Caller ID spoofing has been around for years through various technologies: ISDN PRI circuits used by collection agencies, law enforcement, and private investigators, all of whom have used it with varying degrees of legality; spoofing services such as Star38.com; and through Voice over IP (VoIP) technology.
What to do if you suspect you’re being spoofed
In the US, the Federal Communications Commission has released a guide warning consumers about caller ID spoofing.
In the UK, Ofcom offers this guide.
The agencies’ tips:
- Never give out personal information such as account numbers, taxpayer numbers, mother’s maiden names, passwords or other identifying information in response to unexpected calls or if you’re at all suspicious – particularly if you’re being pressured to hand over information immediately.
- Don’t rely on Caller ID as the sole means of identification, particularly if the caller asks you to do something that could have financial consequences.
- If you get an inquiry from someone who says they represent a company or a government agency seeking personal information, hang up and call the phone number on your account statement, in the phone book or on the company’s or government agency’s website to verify the authenticity of the request.
- If you have a voicemail account with your phone service, be sure to set a password for it. Some voicemail services are preset to allow access if you call in from your own phone number. A crook could spoof your home phone number and gain access to your voicemail if you don’t set a password.
- If the crime’s in progress, call your country’s emergency line, such as 911 in the US or 999 in the UK.
As you can infer from the tips above, spoofing crooks usually stick to identity theft, unless they’re pulling a stunt like swatting.
What about when a caller identifies himself as being a cop?
The whole thing sounded fishy to Marna Streetman.
So she hit redial on her iPhone to call the number back, to verify whether it was a real law enforcement agency. (Mind you, it’s best to look up the calling party’s number on your own instead of just dialing back the number the call came from.)
West Plains Police Department did, in fact, answer the call, but they couldn’t identify the officer based on the fake name Woolsey had given her.
OK, that’s weird, the Streetmans thought.
But hey, Woolsey said he was an undercover cop. Maybe he was using an alias, or working unidentified?
Streetman kept making calls. First, she called highway patrol.
Then – smart woman! – she called a neighbor and asked him to check on their home.
The neighbor said he’d check after his chores – he’s a dairy farmer – were finished.

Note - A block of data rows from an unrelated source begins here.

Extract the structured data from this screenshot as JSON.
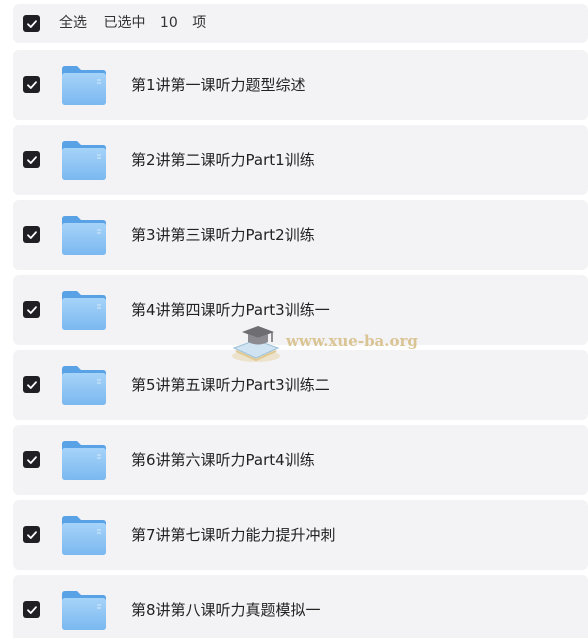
{
  "header": {
    "select_all_label": "全选",
    "selected_prefix": "已选中",
    "selected_count": "10",
    "selected_suffix": "项"
  },
  "files": [
    {
      "name": "第1讲第一课听力题型综述",
      "checked": true
    },
    {
      "name": "第2讲第二课听力Part1训练",
      "checked": true
    },
    {
      "name": "第3讲第三课听力Part2训练",
      "checked": true
    },
    {
      "name": "第4讲第四课听力Part3训练一",
      "checked": true
    },
    {
      "name": "第5讲第五课听力Part3训练二",
      "checked": true
    },
    {
      "name": "第6讲第六课听力Part4训练",
      "checked": true
    },
    {
      "name": "第7讲第七课听力能力提升冲刺",
      "checked": true
    },
    {
      "name": "第8讲第八课听力真题模拟一",
      "checked": true
    }
  ],
  "watermark": {
    "text": "www.xue-ba.org"
  },
  "colors": {
    "row_background": "#f3f3f5",
    "checkbox_fill": "#1f1f24",
    "folder_blue": "#7ab8f0"
  },
  "icons": {
    "checkbox": "checkbox-checked-icon",
    "folder": "folder-icon",
    "watermark_logo": "graduation-cap-book-icon"
  }
}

When he did check, the neighbor spotted a strange man in the yard and another man inside the patio door of the Streetman’s house.
Given Ms. Streetman’s example, maybe we should add another tip onto that list of how to handle caller ID spoofing: “Be suspicious, and keep acting on your hunches!”
4 comments on “Burglars allegedly spoof caller ID to scare couple out of their home”
Burglarize? BURGLARIZE? What’s wrong with the perfectly good verb to burgle??
Otherwise a good article. Insecurity of CLI is worrying.
“Burglarize” is an unexceptionable American English equivalent for “burgle” that emphasises the action and activity of burglary, not merely the overall outcome. Like “getting busy burgling.” I quite like “burglarize,” though I’d end it in -ise instead of in -ize. The act of burglarising, of course, is burglarisation, and a tendency to be a burglar is burglarisationism. The police, by the way, are antiburglarisationists.
Sometimes American English words are longer, like here, and like “faucet” when “tap” would do just as well; sometimes they’re shorter, like “fall” for “autumn” and “normalcy” for “normality.”
All part of the global appeal of this fabulous language. Plus…you knew what it meant 🙂
So, this story was all about guns?
I’m curious why they couldn’t bring charges for him impersonating a police officer, since he purposely spoofed the number to look like he was the local constabulary, AND told her he was a police officer.